THE INPUT:
————————
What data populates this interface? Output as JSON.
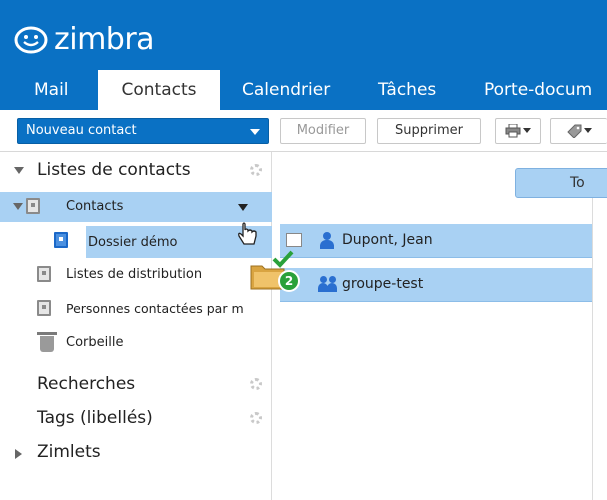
{
  "app": {
    "name": "zimbra"
  },
  "tabs": [
    {
      "label": "Mail",
      "active": false
    },
    {
      "label": "Contacts",
      "active": true
    },
    {
      "label": "Calendrier",
      "active": false
    },
    {
      "label": "Tâches",
      "active": false
    },
    {
      "label": "Porte-docum",
      "active": false
    }
  ],
  "toolbar": {
    "new_contact": "Nouveau contact",
    "edit": "Modifier",
    "delete": "Supprimer"
  },
  "sidebar": {
    "section_title": "Listes de contacts",
    "items": [
      {
        "label": "Contacts",
        "selected": true
      },
      {
        "label": "Dossier démo",
        "selected": true
      },
      {
        "label": "Listes de distribution",
        "selected": false
      },
      {
        "label": "Personnes contactées par m",
        "selected": false
      },
      {
        "label": "Corbeille",
        "selected": false
      }
    ],
    "searches": "Recherches",
    "tags": "Tags (libellés)",
    "zimlets": "Zimlets"
  },
  "main": {
    "view_button": "To",
    "contacts": [
      {
        "name": "Dupont, Jean",
        "type": "person"
      },
      {
        "name": "groupe-test",
        "type": "group"
      }
    ],
    "drag_count": "2"
  },
  "colors": {
    "brand": "#0a71c4",
    "selection": "#a9d1f3"
  }
}
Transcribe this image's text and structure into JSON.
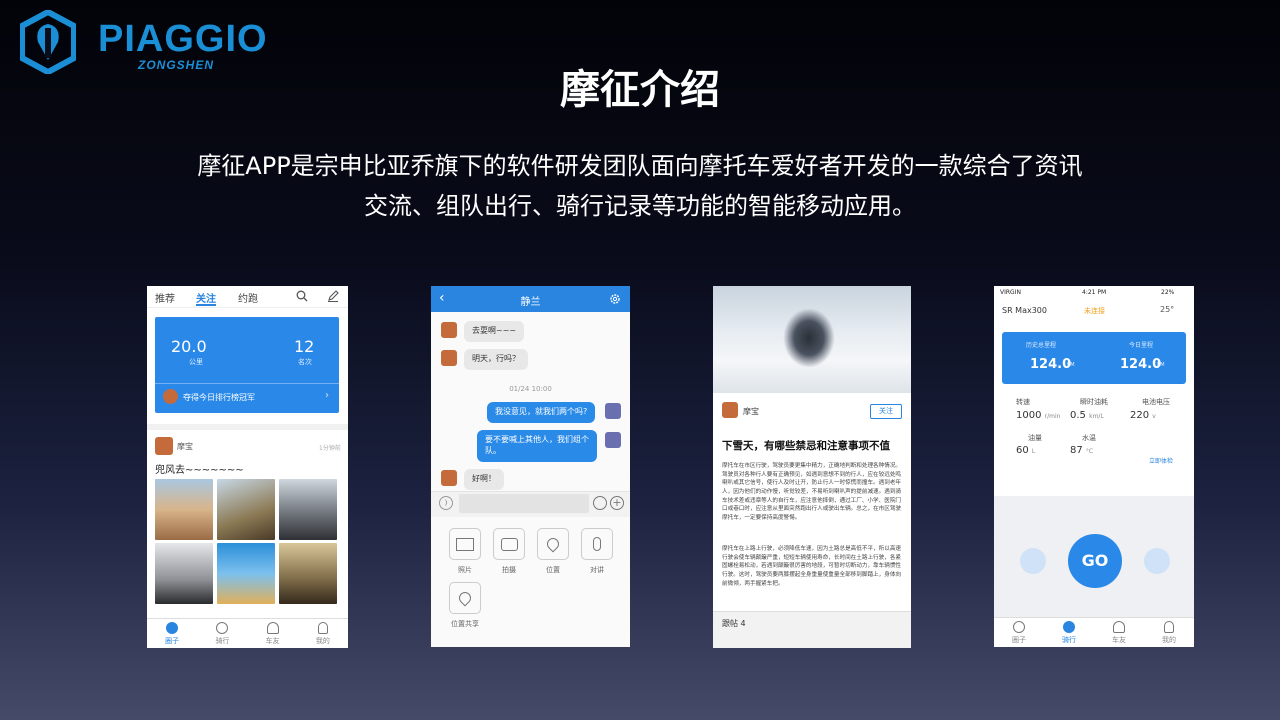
{
  "brand": {
    "name": "PIAGGIO",
    "sub": "ZONGSHEN"
  },
  "slide": {
    "title": "摩征介绍",
    "intro_line1": "摩征APP是宗申比亚乔旗下的软件研发团队面向摩托车爱好者开发的一款综合了资讯",
    "intro_line2": "交流、组队出行、骑行记录等功能的智能移动应用。"
  },
  "colors": {
    "accent": "#2a85e0",
    "brand": "#1b8fd6"
  },
  "p1": {
    "tabs": [
      "推荐",
      "关注",
      "约跑"
    ],
    "card_value_left": "20.0",
    "card_unit_left": "公里",
    "card_value_right": "12",
    "card_unit_right": "名次",
    "card_rank_text": "夺得今日排行榜冠军",
    "post_user": "摩宝",
    "post_time": "1分钟前",
    "post_text": "兜风去~~~~~~~",
    "bottom_tabs": [
      "圈子",
      "骑行",
      "车友",
      "我的"
    ]
  },
  "p2": {
    "title": "静兰",
    "m1": "去耍啊~~~",
    "m2": "明天，行吗？",
    "time": "01/24 10:00",
    "m3": "我没意见，就我们两个吗?",
    "m4": "要不要喊上其他人，我们组个队。",
    "m5": "好啊！",
    "tools": [
      "照片",
      "拍摄",
      "位置",
      "对讲",
      "位置共享"
    ]
  },
  "p3": {
    "user": "摩宝",
    "follow": "关注",
    "headline": "下雪天，有哪些禁忌和注意事项不值",
    "para1": "摩托车在市区行驶，驾驶员要更集中精力，正确地判断和处理各种情况。驾驶员对各种行人要有正确预见，如遇到意想不到的行人，应在较远处鸣喇叭或其它信号，使行人及时让开，防止行人一时惊慌而撞车。遇到老年人，因为他们的动作慢，听觉较差，不易听到喇叭声的提前减速。遇到骑车技术差或违章等人的自行车，应注意他摔倒，通过工厂、小学、医院门口或巷口时，应注意从里面突然跑出行人或驶出车辆。总之，在市区驾驶摩托车，一定要保持高度警惕。",
    "para2": "摩托车在上路上行驶，必须降低车速，因为土路总是高低不平，所以高速行驶会使车辆颠簸严重，短短车辆使用寿命，长时间在土路上行驶，各紧固螺栓易松动，若遇到颠簸很厉害的地段，可暂时切断动力，靠车辆惯性行驶。这时，驾驶员要两膝摆起全身重量使重量全部移到脚踏上，身体向前微倾，两手握紧车把。",
    "footer": "跟帖 4"
  },
  "p4": {
    "carrier": "VIRGIN",
    "time": "4:21 PM",
    "battery": "22%",
    "model": "SR Max300",
    "status": "未连接",
    "temp": "25°",
    "hist_label": "历史总里程",
    "hist_value": "124.0",
    "today_label": "今日里程",
    "today_value": "124.0",
    "unit_km": "KM",
    "speed_label": "转速",
    "speed_value": "1000",
    "speed_unit": "r/min",
    "fuel_label": "瞬时油耗",
    "fuel_value": "0.5",
    "fuel_unit": "km/L",
    "volt_label": "电池电压",
    "volt_value": "220",
    "volt_unit": "v",
    "oil_label": "油量",
    "oil_value": "60",
    "oil_unit": "L",
    "water_label": "水温",
    "water_value": "87",
    "water_unit": "°C",
    "check": "立即体检",
    "go": "GO",
    "bottom_tabs": [
      "圈子",
      "骑行",
      "车友",
      "我的"
    ]
  }
}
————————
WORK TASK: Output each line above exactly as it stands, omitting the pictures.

YOUR RESPONSE:
What data populates this interface? Output as JSON.
{
  "app": {
    "name": "zimbra"
  },
  "tabs": [
    {
      "label": "Mail",
      "active": false
    },
    {
      "label": "Contacts",
      "active": true
    },
    {
      "label": "Calendrier",
      "active": false
    },
    {
      "label": "Tâches",
      "active": false
    },
    {
      "label": "Porte-docum",
      "active": false
    }
  ],
  "toolbar": {
    "new_contact": "Nouveau contact",
    "edit": "Modifier",
    "delete": "Supprimer"
  },
  "sidebar": {
    "section_title": "Listes de contacts",
    "items": [
      {
        "label": "Contacts",
        "selected": true
      },
      {
        "label": "Dossier démo",
        "selected": true
      },
      {
        "label": "Listes de distribution",
        "selected": false
      },
      {
        "label": "Personnes contactées par m",
        "selected": false
      },
      {
        "label": "Corbeille",
        "selected": false
      }
    ],
    "searches": "Recherches",
    "tags": "Tags (libellés)",
    "zimlets": "Zimlets"
  },
  "main": {
    "view_button": "To",
    "contacts": [
      {
        "name": "Dupont, Jean",
        "type": "person"
      },
      {
        "name": "groupe-test",
        "type": "group"
      }
    ],
    "drag_count": "2"
  },
  "colors": {
    "brand": "#0a71c4",
    "selection": "#a9d1f3"
  }
}
Transcribe this image's text and structure into JSON.
{
  "brand": {
    "name": "PIAGGIO",
    "sub": "ZONGSHEN"
  },
  "slide": {
    "title": "摩征介绍",
    "intro_line1": "摩征APP是宗申比亚乔旗下的软件研发团队面向摩托车爱好者开发的一款综合了资讯",
    "intro_line2": "交流、组队出行、骑行记录等功能的智能移动应用。"
  },
  "colors": {
    "accent": "#2a85e0",
    "brand": "#1b8fd6"
  },
  "p1": {
    "tabs": [
      "推荐",
      "关注",
      "约跑"
    ],
    "card_value_left": "20.0",
    "card_unit_left": "公里",
    "card_value_right": "12",
    "card_unit_right": "名次",
    "card_rank_text": "夺得今日排行榜冠军",
    "post_user": "摩宝",
    "post_time": "1分钟前",
    "post_text": "兜风去~~~~~~~",
    "bottom_tabs": [
      "圈子",
      "骑行",
      "车友",
      "我的"
    ]
  },
  "p2": {
    "title": "静兰",
    "m1": "去耍啊~~~",
    "m2": "明天，行吗？",
    "time": "01/24 10:00",
    "m3": "我没意见，就我们两个吗?",
    "m4": "要不要喊上其他人，我们组个队。",
    "m5": "好啊！",
    "tools": [
      "照片",
      "拍摄",
      "位置",
      "对讲",
      "位置共享"
    ]
  },
  "p3": {
    "user": "摩宝",
    "follow": "关注",
    "headline": "下雪天，有哪些禁忌和注意事项不值",
    "para1": "摩托车在市区行驶，驾驶员要更集中精力，正确地判断和处理各种情况。驾驶员对各种行人要有正确预见，如遇到意想不到的行人，应在较远处鸣喇叭或其它信号，使行人及时让开，防止行人一时惊慌而撞车。遇到老年人，因为他们的动作慢，听觉较差，不易听到喇叭声的提前减速。遇到骑车技术差或违章等人的自行车，应注意他摔倒，通过工厂、小学、医院门口或巷口时，应注意从里面突然跑出行人或驶出车辆。总之，在市区驾驶摩托车，一定要保持高度警惕。",
    "para2": "摩托车在上路上行驶，必须降低车速，因为土路总是高低不平，所以高速行驶会使车辆颠簸严重，短短车辆使用寿命，长时间在土路上行驶，各紧固螺栓易松动，若遇到颠簸很厉害的地段，可暂时切断动力，靠车辆惯性行驶。这时，驾驶员要两膝摆起全身重量使重量全部移到脚踏上，身体向前微倾，两手握紧车把。",
    "footer": "跟帖 4"
  },
  "p4": {
    "carrier": "VIRGIN",
    "time": "4:21 PM",
    "battery": "22%",
    "model": "SR Max300",
    "status": "未连接",
    "temp": "25°",
    "hist_label": "历史总里程",
    "hist_value": "124.0",
    "today_label": "今日里程",
    "today_value": "124.0",
    "unit_km": "KM",
    "speed_label": "转速",
    "speed_value": "1000",
    "speed_unit": "r/min",
    "fuel_label": "瞬时油耗",
    "fuel_value": "0.5",
    "fuel_unit": "km/L",
    "volt_label": "电池电压",
    "volt_value": "220",
    "volt_unit": "v",
    "oil_label": "油量",
    "oil_value": "60",
    "oil_unit": "L",
    "water_label": "水温",
    "water_value": "87",
    "water_unit": "°C",
    "check": "立即体检",
    "go": "GO",
    "bottom_tabs": [
      "圈子",
      "骑行",
      "车友",
      "我的"
    ]
  }
}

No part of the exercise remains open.